---------- Material for the task

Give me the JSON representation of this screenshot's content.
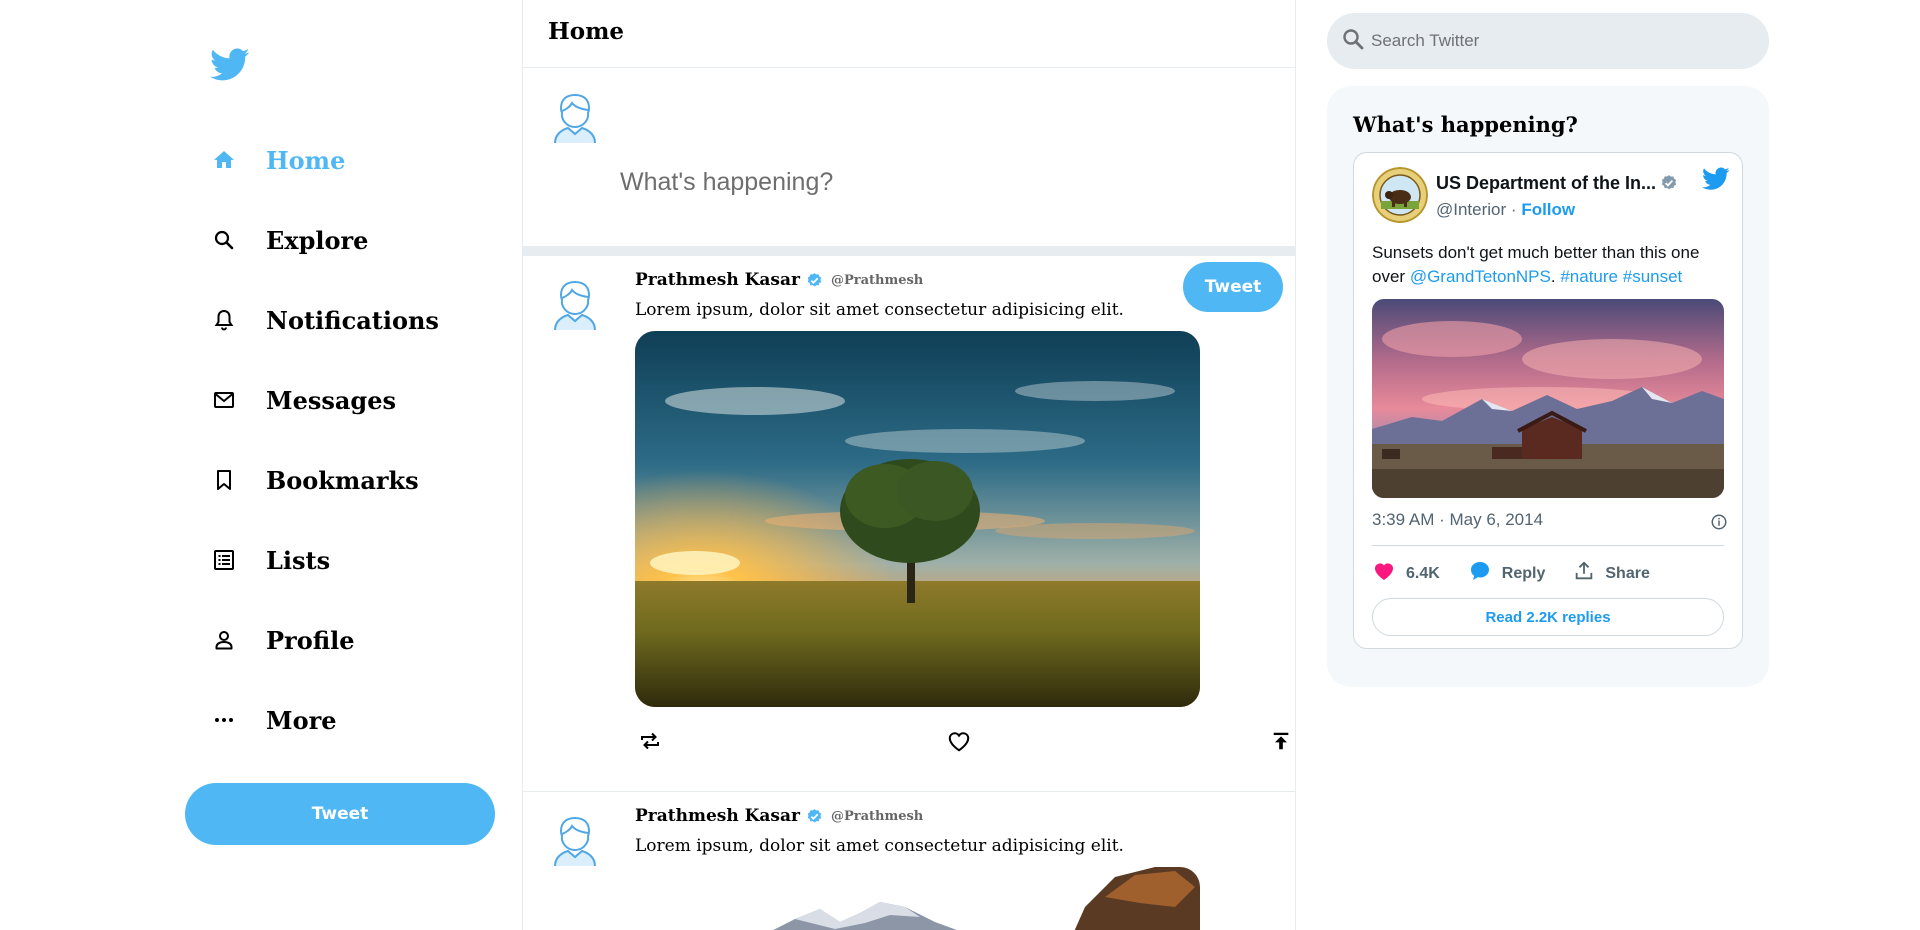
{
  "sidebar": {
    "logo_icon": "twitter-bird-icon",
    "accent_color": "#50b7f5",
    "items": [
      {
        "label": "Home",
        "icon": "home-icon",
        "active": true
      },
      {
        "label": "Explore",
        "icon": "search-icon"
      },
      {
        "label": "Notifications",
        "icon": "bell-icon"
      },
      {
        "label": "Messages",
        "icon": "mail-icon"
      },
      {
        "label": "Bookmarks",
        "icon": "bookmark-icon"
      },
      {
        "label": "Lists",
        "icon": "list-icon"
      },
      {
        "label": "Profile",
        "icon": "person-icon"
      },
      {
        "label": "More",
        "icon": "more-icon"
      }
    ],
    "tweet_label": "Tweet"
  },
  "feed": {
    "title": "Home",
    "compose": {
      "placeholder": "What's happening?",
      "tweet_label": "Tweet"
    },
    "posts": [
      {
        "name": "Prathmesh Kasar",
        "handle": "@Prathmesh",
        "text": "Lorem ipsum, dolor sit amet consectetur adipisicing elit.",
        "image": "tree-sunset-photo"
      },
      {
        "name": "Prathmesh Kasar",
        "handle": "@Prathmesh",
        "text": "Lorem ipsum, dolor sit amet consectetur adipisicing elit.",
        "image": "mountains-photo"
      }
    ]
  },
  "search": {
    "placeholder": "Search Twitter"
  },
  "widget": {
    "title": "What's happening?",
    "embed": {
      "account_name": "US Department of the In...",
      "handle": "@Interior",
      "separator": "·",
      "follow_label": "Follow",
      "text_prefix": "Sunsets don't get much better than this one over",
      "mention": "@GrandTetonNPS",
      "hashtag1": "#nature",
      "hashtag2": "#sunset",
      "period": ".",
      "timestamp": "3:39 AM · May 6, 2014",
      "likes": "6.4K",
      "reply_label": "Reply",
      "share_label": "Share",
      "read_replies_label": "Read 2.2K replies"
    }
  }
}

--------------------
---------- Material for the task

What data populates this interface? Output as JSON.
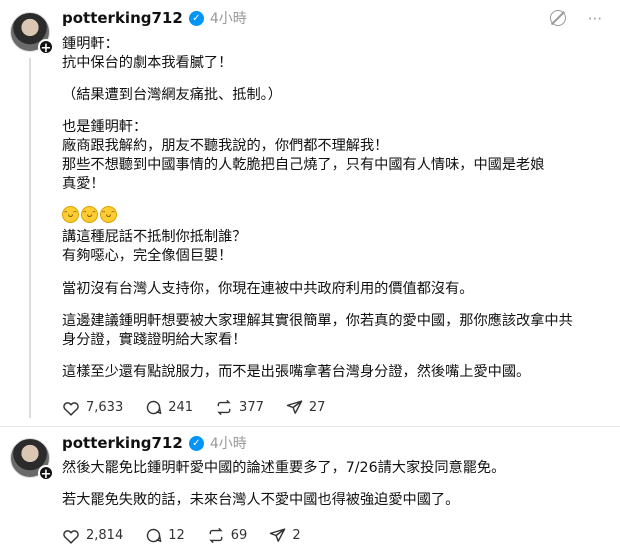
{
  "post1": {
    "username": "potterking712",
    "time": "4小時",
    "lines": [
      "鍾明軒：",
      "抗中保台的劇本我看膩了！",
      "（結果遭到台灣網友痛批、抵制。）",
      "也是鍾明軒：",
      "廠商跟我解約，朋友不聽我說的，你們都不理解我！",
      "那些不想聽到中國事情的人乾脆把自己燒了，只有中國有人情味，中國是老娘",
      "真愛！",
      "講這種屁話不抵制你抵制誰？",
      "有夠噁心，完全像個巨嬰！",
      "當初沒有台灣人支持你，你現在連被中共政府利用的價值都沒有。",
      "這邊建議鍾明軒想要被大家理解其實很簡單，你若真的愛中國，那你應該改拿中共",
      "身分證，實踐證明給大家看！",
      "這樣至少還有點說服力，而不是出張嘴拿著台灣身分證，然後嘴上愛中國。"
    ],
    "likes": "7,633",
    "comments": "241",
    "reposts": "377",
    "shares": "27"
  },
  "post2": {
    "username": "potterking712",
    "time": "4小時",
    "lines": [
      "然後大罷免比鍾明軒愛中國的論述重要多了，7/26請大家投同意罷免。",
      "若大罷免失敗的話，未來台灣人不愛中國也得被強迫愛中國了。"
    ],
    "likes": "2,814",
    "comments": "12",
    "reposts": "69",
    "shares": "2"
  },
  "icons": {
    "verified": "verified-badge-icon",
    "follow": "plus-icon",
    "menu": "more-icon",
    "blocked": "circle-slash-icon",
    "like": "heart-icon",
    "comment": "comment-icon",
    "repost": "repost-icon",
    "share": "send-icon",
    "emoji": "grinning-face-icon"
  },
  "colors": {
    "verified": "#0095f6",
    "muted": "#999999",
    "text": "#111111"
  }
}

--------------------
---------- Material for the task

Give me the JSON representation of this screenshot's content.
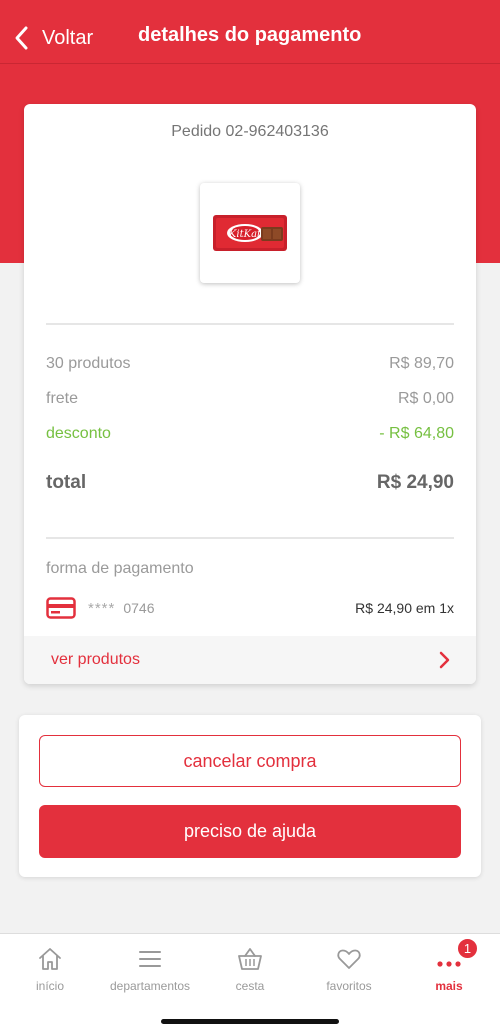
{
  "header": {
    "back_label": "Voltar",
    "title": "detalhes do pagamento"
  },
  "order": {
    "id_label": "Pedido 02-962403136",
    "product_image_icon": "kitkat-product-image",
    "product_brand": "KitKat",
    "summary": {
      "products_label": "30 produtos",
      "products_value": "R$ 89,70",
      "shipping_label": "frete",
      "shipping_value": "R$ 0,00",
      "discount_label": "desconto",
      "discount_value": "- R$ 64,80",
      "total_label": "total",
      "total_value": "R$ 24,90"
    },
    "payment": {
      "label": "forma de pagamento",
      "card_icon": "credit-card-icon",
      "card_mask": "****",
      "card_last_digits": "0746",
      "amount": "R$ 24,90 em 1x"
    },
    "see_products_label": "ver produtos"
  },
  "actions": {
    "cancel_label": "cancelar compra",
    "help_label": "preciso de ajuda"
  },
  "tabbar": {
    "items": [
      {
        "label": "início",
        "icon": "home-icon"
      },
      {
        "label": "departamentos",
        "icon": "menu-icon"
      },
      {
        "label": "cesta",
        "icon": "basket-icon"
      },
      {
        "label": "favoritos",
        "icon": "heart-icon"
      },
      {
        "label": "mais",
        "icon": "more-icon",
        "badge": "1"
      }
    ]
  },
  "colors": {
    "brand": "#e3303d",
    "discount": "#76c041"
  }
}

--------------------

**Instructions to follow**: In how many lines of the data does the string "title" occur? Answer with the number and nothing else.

**Task result**: 3